What the task asks
Your reply should be the complete data, reproduced exactly.
==== Dataset content ====
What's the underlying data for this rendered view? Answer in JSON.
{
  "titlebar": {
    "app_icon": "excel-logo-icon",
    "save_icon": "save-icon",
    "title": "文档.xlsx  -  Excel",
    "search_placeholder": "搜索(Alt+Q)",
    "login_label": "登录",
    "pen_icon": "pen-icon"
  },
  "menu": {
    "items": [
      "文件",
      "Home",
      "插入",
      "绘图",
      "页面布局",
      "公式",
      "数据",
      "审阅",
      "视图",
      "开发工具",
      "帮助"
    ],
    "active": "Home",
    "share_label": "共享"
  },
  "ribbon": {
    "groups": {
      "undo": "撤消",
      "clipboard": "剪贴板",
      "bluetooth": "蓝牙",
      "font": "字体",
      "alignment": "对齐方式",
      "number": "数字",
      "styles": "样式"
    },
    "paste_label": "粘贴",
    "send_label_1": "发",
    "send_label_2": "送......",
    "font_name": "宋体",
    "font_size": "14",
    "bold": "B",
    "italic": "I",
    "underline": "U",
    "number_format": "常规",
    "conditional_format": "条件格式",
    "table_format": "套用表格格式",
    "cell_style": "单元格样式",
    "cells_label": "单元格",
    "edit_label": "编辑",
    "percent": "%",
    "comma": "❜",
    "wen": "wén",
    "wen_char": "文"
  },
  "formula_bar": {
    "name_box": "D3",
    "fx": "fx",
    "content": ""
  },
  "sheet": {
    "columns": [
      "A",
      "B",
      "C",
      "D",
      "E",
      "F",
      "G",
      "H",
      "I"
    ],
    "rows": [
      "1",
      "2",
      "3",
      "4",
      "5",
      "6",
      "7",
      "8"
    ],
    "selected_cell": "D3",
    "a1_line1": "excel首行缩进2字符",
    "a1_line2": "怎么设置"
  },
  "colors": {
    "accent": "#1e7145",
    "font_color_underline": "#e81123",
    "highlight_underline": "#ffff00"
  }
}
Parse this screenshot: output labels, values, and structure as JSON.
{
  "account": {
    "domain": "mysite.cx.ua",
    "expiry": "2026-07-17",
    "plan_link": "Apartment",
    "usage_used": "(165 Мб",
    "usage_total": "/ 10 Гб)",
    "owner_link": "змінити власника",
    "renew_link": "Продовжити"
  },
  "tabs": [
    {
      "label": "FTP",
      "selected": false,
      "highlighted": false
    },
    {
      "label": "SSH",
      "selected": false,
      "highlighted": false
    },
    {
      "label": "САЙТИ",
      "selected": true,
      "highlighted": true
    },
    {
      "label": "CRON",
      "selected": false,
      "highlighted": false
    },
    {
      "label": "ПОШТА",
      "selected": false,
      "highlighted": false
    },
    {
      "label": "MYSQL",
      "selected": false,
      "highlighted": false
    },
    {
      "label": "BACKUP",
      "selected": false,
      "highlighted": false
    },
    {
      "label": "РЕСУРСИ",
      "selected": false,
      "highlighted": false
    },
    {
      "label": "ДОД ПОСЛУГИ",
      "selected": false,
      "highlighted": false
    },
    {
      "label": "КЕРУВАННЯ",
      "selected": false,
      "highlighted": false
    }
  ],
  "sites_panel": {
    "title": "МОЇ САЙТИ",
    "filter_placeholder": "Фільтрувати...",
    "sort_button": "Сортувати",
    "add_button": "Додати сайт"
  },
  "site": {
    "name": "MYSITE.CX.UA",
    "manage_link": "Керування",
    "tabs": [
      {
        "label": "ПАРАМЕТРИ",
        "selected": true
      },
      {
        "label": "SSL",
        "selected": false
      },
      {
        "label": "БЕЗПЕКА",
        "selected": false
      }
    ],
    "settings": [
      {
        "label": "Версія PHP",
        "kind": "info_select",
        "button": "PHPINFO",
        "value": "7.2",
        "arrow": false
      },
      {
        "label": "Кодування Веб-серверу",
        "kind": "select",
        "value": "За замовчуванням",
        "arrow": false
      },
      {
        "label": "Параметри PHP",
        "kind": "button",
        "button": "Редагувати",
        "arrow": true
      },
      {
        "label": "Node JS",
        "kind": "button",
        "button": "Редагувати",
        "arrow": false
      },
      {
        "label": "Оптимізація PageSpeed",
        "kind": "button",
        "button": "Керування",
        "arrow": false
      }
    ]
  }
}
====
Response area
What's the underlying data for this rendered view? Answer in JSON.
{
  "titlebar": {
    "app_icon": "excel-logo-icon",
    "save_icon": "save-icon",
    "title": "文档.xlsx  -  Excel",
    "search_placeholder": "搜索(Alt+Q)",
    "login_label": "登录",
    "pen_icon": "pen-icon"
  },
  "menu": {
    "items": [
      "文件",
      "Home",
      "插入",
      "绘图",
      "页面布局",
      "公式",
      "数据",
      "审阅",
      "视图",
      "开发工具",
      "帮助"
    ],
    "active": "Home",
    "share_label": "共享"
  },
  "ribbon": {
    "groups": {
      "undo": "撤消",
      "clipboard": "剪贴板",
      "bluetooth": "蓝牙",
      "font": "字体",
      "alignment": "对齐方式",
      "number": "数字",
      "styles": "样式"
    },
    "paste_label": "粘贴",
    "send_label_1": "发",
    "send_label_2": "送......",
    "font_name": "宋体",
    "font_size": "14",
    "bold": "B",
    "italic": "I",
    "underline": "U",
    "number_format": "常规",
    "conditional_format": "条件格式",
    "table_format": "套用表格格式",
    "cell_style": "单元格样式",
    "cells_label": "单元格",
    "edit_label": "编辑",
    "percent": "%",
    "comma": "❜",
    "wen": "wén",
    "wen_char": "文"
  },
  "formula_bar": {
    "name_box": "D3",
    "fx": "fx",
    "content": ""
  },
  "sheet": {
    "columns": [
      "A",
      "B",
      "C",
      "D",
      "E",
      "F",
      "G",
      "H",
      "I"
    ],
    "rows": [
      "1",
      "2",
      "3",
      "4",
      "5",
      "6",
      "7",
      "8"
    ],
    "selected_cell": "D3",
    "a1_line1": "excel首行缩进2字符",
    "a1_line2": "怎么设置"
  },
  "colors": {
    "accent": "#1e7145",
    "font_color_underline": "#e81123",
    "highlight_underline": "#ffff00"
  }
}
Parse this screenshot: output labels, values, and structure as JSON.
{
  "account": {
    "domain": "mysite.cx.ua",
    "expiry": "2026-07-17",
    "plan_link": "Apartment",
    "usage_used": "(165 Мб",
    "usage_total": "/ 10 Гб)",
    "owner_link": "змінити власника",
    "renew_link": "Продовжити"
  },
  "tabs": [
    {
      "label": "FTP",
      "selected": false,
      "highlighted": false
    },
    {
      "label": "SSH",
      "selected": false,
      "highlighted": false
    },
    {
      "label": "САЙТИ",
      "selected": true,
      "highlighted": true
    },
    {
      "label": "CRON",
      "selected": false,
      "highlighted": false
    },
    {
      "label": "ПОШТА",
      "selected": false,
      "highlighted": false
    },
    {
      "label": "MYSQL",
      "selected": false,
      "highlighted": false
    },
    {
      "label": "BACKUP",
      "selected": false,
      "highlighted": false
    },
    {
      "label": "РЕСУРСИ",
      "selected": false,
      "highlighted": false
    },
    {
      "label": "ДОД ПОСЛУГИ",
      "selected": false,
      "highlighted": false
    },
    {
      "label": "КЕРУВАННЯ",
      "selected": false,
      "highlighted": false
    }
  ],
  "sites_panel": {
    "title": "МОЇ САЙТИ",
    "filter_placeholder": "Фільтрувати...",
    "sort_button": "Сортувати",
    "add_button": "Додати сайт"
  },
  "site": {
    "name": "MYSITE.CX.UA",
    "manage_link": "Керування",
    "tabs": [
      {
        "label": "ПАРАМЕТРИ",
        "selected": true
      },
      {
        "label": "SSL",
        "selected": false
      },
      {
        "label": "БЕЗПЕКА",
        "selected": false
      }
    ],
    "settings": [
      {
        "label": "Версія PHP",
        "kind": "info_select",
        "button": "PHPINFO",
        "value": "7.2",
        "arrow": false
      },
      {
        "label": "Кодування Веб-серверу",
        "kind": "select",
        "value": "За замовчуванням",
        "arrow": false
      },
      {
        "label": "Параметри PHP",
        "kind": "button",
        "button": "Редагувати",
        "arrow": true
      },
      {
        "label": "Node JS",
        "kind": "button",
        "button": "Редагувати",
        "arrow": false
      },
      {
        "label": "Оптимізація PageSpeed",
        "kind": "button",
        "button": "Керування",
        "arrow": false
      }
    ]
  }
}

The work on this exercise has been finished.